Love, Jerry & Dotse

Thursday, December 7, 2017

Temptation and Sin

Chuckle: "The trouble with resisting temptation is it may never come your way again.” --Unknown
Quote: "O help me Father in heaven to overcome and resist temptation in every form or shape.” --Emmeline B. Wells

". . . but each one is tempted when, by his own evil desire, he is dragged away and enticed. Then, after desire has conceived, it gives birth to sin; and sin, when full-grown, gives birth to death" (James 1:14-15 NIV).
Everyone is tempted.  It happens to all of us. "Temptation is common to man" (I Cor. 10:13). Temptation even came to Jesus. "For we do not have a high priest who is unable to sympathize with our weaknesses, but we have one (Jesus) who has been tempted in every way, just as we are -- yet without sin" (Hebrews 4:15 NIV). New Christians may be surprised to feel a pull toward those old sins. But remember, it's not a sin to be tempted. The sin comes in the yielding to the temptation.
Who tempts us? God does not tempt us, but uses temptations to help us grow toward maturity."God cannot be tempted by evil, nor does He tempt anyone" (vs.. 13). We tend to blame God for our weaknesses, but that blame is misplaced. It's not God's will for us to yield to temptation. When we yield, we are the ones who make the conscious decisions and no one is to blame but ourselves.
Some say: "I was just made that way - it's just my nature!" (liars, cheaters, thieves, adulterers, etc.). We justify our actions by blaming God for making us that way. "To err is human, but to blame God is more human." Then if we don't blame God, we can blame our parents - "it was the way they raised me." Parents often fail in their responsibilities, but yielding to temptation occurs within us and we make the decisions. Nobody can make you yield to temptation. Eve blamed the serpent and Adam blamed Eve, etc.
What are the results of yielding to temptation? "Then, after desire has conceived, it gives birth to sin; and sin, when it is full-grown, gives birth to death" (vs.. 15). When we succumb to temptation, we begin to die to purity, purpose, life, joy, meaning.
How can you and I overcome temptation? We must deal with our desires.
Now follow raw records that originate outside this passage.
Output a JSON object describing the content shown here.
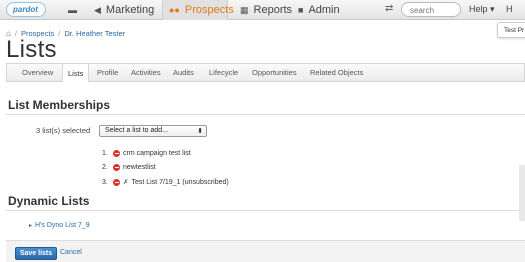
{
  "nav": {
    "logo_text": "pardot",
    "items": [
      {
        "label": "",
        "icon": "folder-icon"
      },
      {
        "label": "Marketing",
        "icon": "megaphone-icon"
      },
      {
        "label": "Prospects",
        "icon": "people-icon",
        "active": true
      },
      {
        "label": "Reports",
        "icon": "chart-icon"
      },
      {
        "label": "Admin",
        "icon": "briefcase-icon"
      }
    ],
    "search_placeholder": "search",
    "help_label": "Help",
    "user_initial": "H"
  },
  "breadcrumb": {
    "items": [
      "Prospects",
      "Dr. Heather Tester"
    ],
    "separator": "/"
  },
  "page_title": "Lists",
  "test_box": "Test Pr",
  "tabs": [
    "Overview",
    "Lists",
    "Profile",
    "Activities",
    "Audits",
    "Lifecycle",
    "Opportunities",
    "Related Objects"
  ],
  "active_tab": "Lists",
  "list_memberships": {
    "title": "List Memberships",
    "selected_label": "3 list(s) selected",
    "select_value": "Select a list to add...",
    "lists": [
      {
        "num": "1.",
        "name": "crm campaign test list",
        "x": false
      },
      {
        "num": "2.",
        "name": "newtestlist",
        "x": false
      },
      {
        "num": "3.",
        "name": "Test List 7/19_1 (unsubscribed)",
        "x": true
      }
    ]
  },
  "dynamic_lists": {
    "title": "Dynamic Lists",
    "items": [
      "H's Dyno List 7_9"
    ]
  },
  "footer": {
    "save_label": "Save lists",
    "cancel_label": "Cancel"
  },
  "colors": {
    "accent": "#e27a1a",
    "link": "#2a6aa8",
    "button": "#2b68ad",
    "remove": "#d9342b"
  }
}
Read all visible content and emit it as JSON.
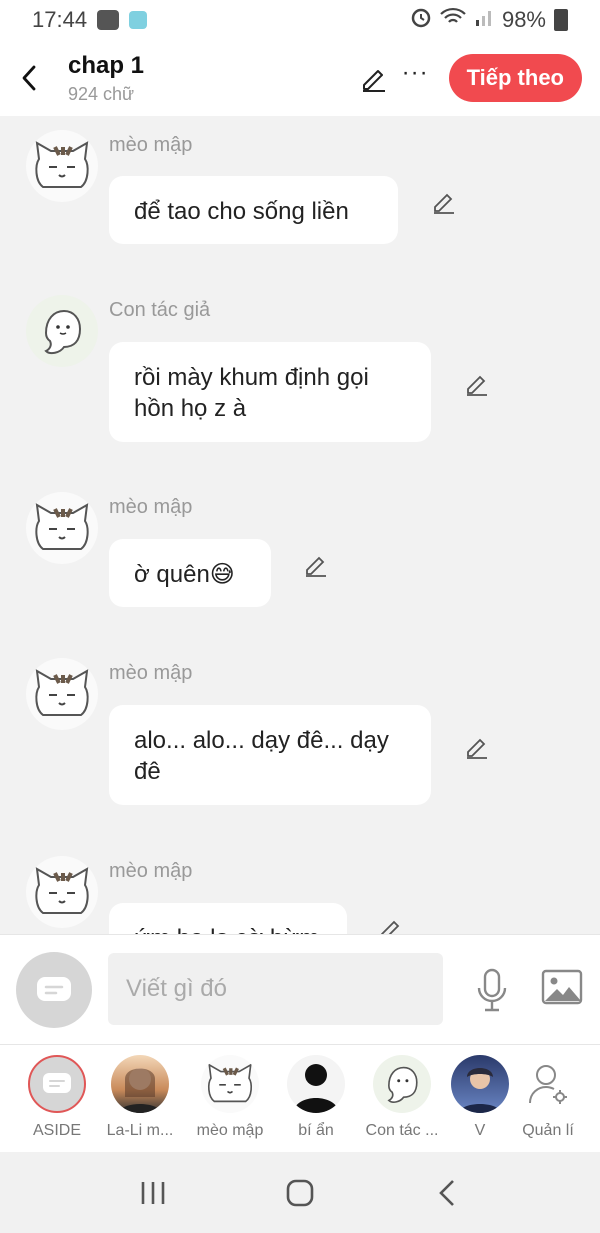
{
  "status": {
    "time": "17:44",
    "battery": "98%"
  },
  "header": {
    "title": "chap 1",
    "word_count": "924 chữ",
    "next_label": "Tiếp theo",
    "more": "···"
  },
  "messages": [
    {
      "author": "mèo mập",
      "text": "để tao cho sống liền"
    },
    {
      "author": "Con tác giả",
      "text": "rồi mày khum định gọi hồn họ z à"
    },
    {
      "author": "mèo mập",
      "text": "ờ quên😅"
    },
    {
      "author": "mèo mập",
      "text": "alo... alo... dạy đê... dạy đê"
    },
    {
      "author": "mèo mập",
      "text": "ứm be lo cờ hừm"
    }
  ],
  "input": {
    "placeholder": "Viết gì đó"
  },
  "characters": [
    {
      "label": "ASIDE"
    },
    {
      "label": "La-Li m..."
    },
    {
      "label": "mèo mập"
    },
    {
      "label": "bí ẩn"
    },
    {
      "label": "Con tác ..."
    },
    {
      "label": "V"
    },
    {
      "label": "Quản lí"
    }
  ],
  "colors": {
    "accent": "#f14a4f",
    "background": "#f2f2f2",
    "bubble": "#ffffff"
  }
}
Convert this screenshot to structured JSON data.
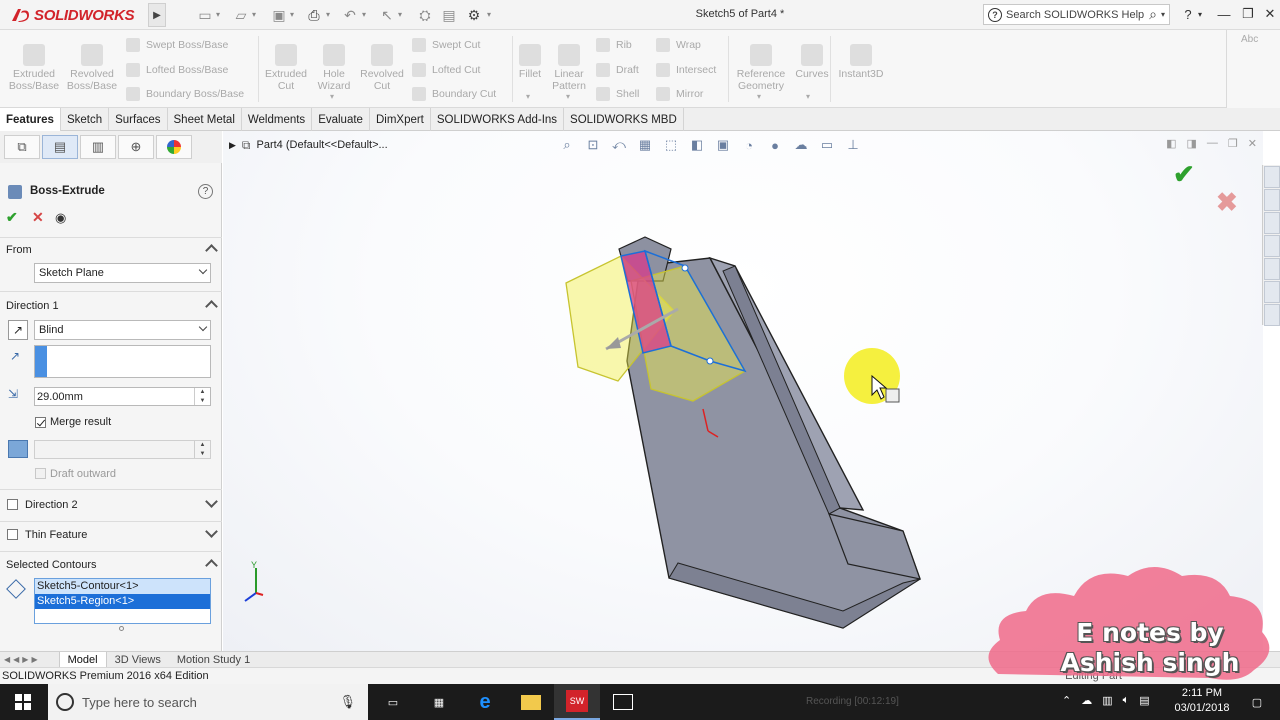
{
  "app": {
    "logo_text": "SOLIDWORKS",
    "doc_title": "Sketch5 of Part4 *",
    "search_placeholder": "Search SOLIDWORKS Help"
  },
  "command_manager": {
    "big_buttons": [
      {
        "label": "Extruded\nBoss/Base",
        "icon": "extrude-boss-icon"
      },
      {
        "label": "Revolved\nBoss/Base",
        "icon": "revolve-boss-icon"
      },
      {
        "label": "Extruded\nCut",
        "icon": "extrude-cut-icon"
      },
      {
        "label": "Hole\nWizard",
        "icon": "hole-wizard-icon"
      },
      {
        "label": "Revolved\nCut",
        "icon": "revolve-cut-icon"
      },
      {
        "label": "Fillet",
        "icon": "fillet-icon"
      },
      {
        "label": "Linear\nPattern",
        "icon": "linear-pattern-icon"
      },
      {
        "label": "Reference\nGeometry",
        "icon": "reference-geometry-icon"
      },
      {
        "label": "Curves",
        "icon": "curves-icon"
      },
      {
        "label": "Instant3D",
        "icon": "instant3d-icon"
      }
    ],
    "small_buttons": {
      "swept_boss": "Swept Boss/Base",
      "lofted_boss": "Lofted Boss/Base",
      "boundary_boss": "Boundary Boss/Base",
      "swept_cut": "Swept Cut",
      "lofted_cut": "Lofted Cut",
      "boundary_cut": "Boundary Cut",
      "rib": "Rib",
      "draft": "Draft",
      "shell": "Shell",
      "wrap": "Wrap",
      "intersect": "Intersect",
      "mirror": "Mirror"
    }
  },
  "tabs": [
    "Features",
    "Sketch",
    "Surfaces",
    "Sheet Metal",
    "Weldments",
    "Evaluate",
    "DimXpert",
    "SOLIDWORKS Add-Ins",
    "SOLIDWORKS MBD"
  ],
  "property_manager": {
    "title": "Boss-Extrude",
    "from": {
      "header": "From",
      "value": "Sketch Plane"
    },
    "direction1": {
      "header": "Direction 1",
      "end_condition": "Blind",
      "depth": "29.00mm",
      "merge_result": "Merge result",
      "draft_outward": "Draft outward"
    },
    "direction2": {
      "header": "Direction 2"
    },
    "thin_feature": {
      "header": "Thin Feature"
    },
    "selected_contours": {
      "header": "Selected Contours",
      "items": [
        "Sketch5-Contour<1>",
        "Sketch5-Region<1>"
      ]
    }
  },
  "viewport": {
    "breadcrumb": "Part4  (Default<<Default>..."
  },
  "bottom_tabs": [
    "Model",
    "3D Views",
    "Motion Study 1"
  ],
  "status_bar": "SOLIDWORKS Premium 2016 x64 Edition",
  "editing_status": "Editing Part",
  "taskbar": {
    "search_placeholder": "Type here to search",
    "recording": "Recording [00:12:19]",
    "time": "2:11 PM",
    "date": "03/01/2018"
  },
  "watermark": {
    "line1": "E notes by",
    "line2": "Ashish singh"
  },
  "colors": {
    "brand_red": "#d2232a",
    "accept_green": "#2ea12e",
    "cancel_red": "#d64545",
    "model_grey": "#8f93a3",
    "preview_yellow": "#f2f04a",
    "selection_blue": "#1c6fd8",
    "watermark_pink": "#f06a8a"
  }
}
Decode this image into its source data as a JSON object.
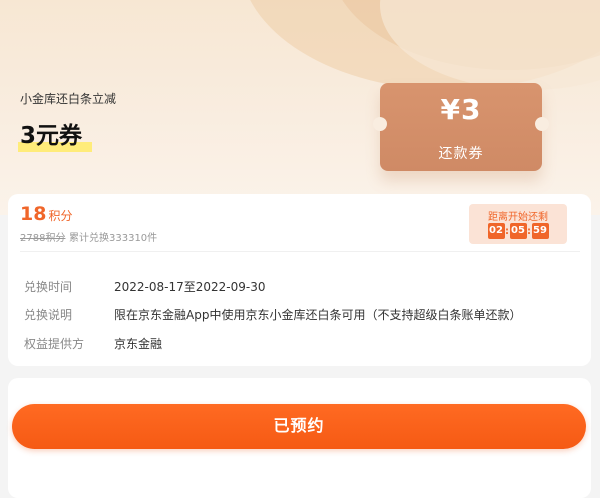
{
  "hero": {
    "subtitle": "小金库还白条立减",
    "title": "3元券"
  },
  "ticket": {
    "amount": "¥3",
    "label": "还款券"
  },
  "points": {
    "value": "18",
    "unit": "积分",
    "original": "2788积分",
    "redeemed_count": "累计兑换333310件"
  },
  "countdown": {
    "label": "距离开始还剩",
    "hours": "02",
    "minutes": "05",
    "seconds": "59"
  },
  "details": [
    {
      "key": "兑换时间",
      "value": "2022-08-17至2022-09-30"
    },
    {
      "key": "兑换说明",
      "value": "限在京东金融App中使用京东小金库还白条可用（不支持超级白条账单还款）"
    },
    {
      "key": "权益提供方",
      "value": "京东金融"
    }
  ],
  "cta": {
    "label": "已预约"
  },
  "colors": {
    "accent": "#f0662a",
    "ticket": "#d8946e",
    "highlight": "#ffec7a"
  }
}
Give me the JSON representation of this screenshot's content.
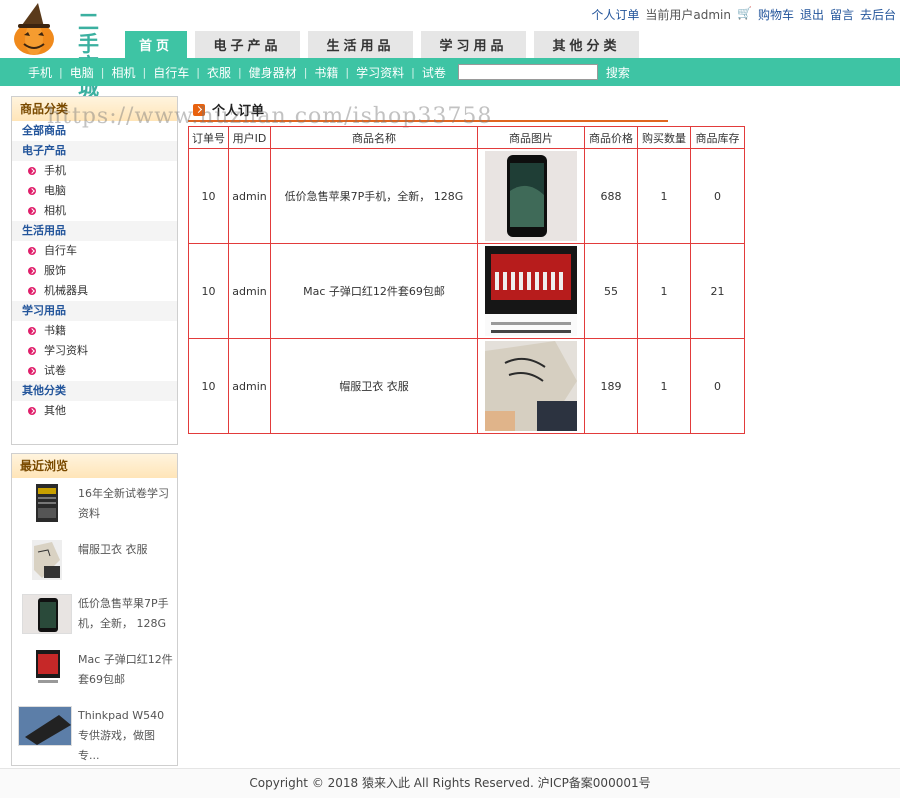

You don't have to give in -- its up to you. You are the final authority. You have a new nature in Christ and the power of the Holy Spirit lives within you. A little girl once said in response to a question about how to deal with temptation: "When Satan comes knocking at the door of my heart, I send Jesus to the door. When Satan sees Jesus, he says, 'Oops, I'm sorry. I must have the wrong house.'" "Greater is He that lives in us than the one who lives in the world." I John 4:4.
Here are some practical suggestions for dealing with temptations. (1) Recognize your desires as real and normal. (2) Keep your focus on Christ, the giver of every good and perfect gift. A trained dog will "sit" in front of a steak keeping his eyes on his master, and will eat the steak only after the master signals it's OK. (3) Discover and understand the areas where you are the weakest and most vulnerability and stay away from temptations in those areas. If you don't want to be stung, stay away from hornet's nests. (4) Learn to say "no" in the power of the Holy Spirit. "Walk (live) by the power of the spirit and say no to the desires of the flesh" (Galatians 5:16). (5) Acknowledge past failures, ask God for forgiveness, and begin focusing on Him.
Use the fellowship of Christians in your church to help you -- a friend in Sunday School -- an accountability group. "No temptation has seized you except what is common to man. And God is faithful; he will not let you be tempted beyond what you can bear. But when you are tempted, he will also provide a way out so that you can stand up under it." (I Corinthians 10:13 NIV).
Love, Jerry & Dotse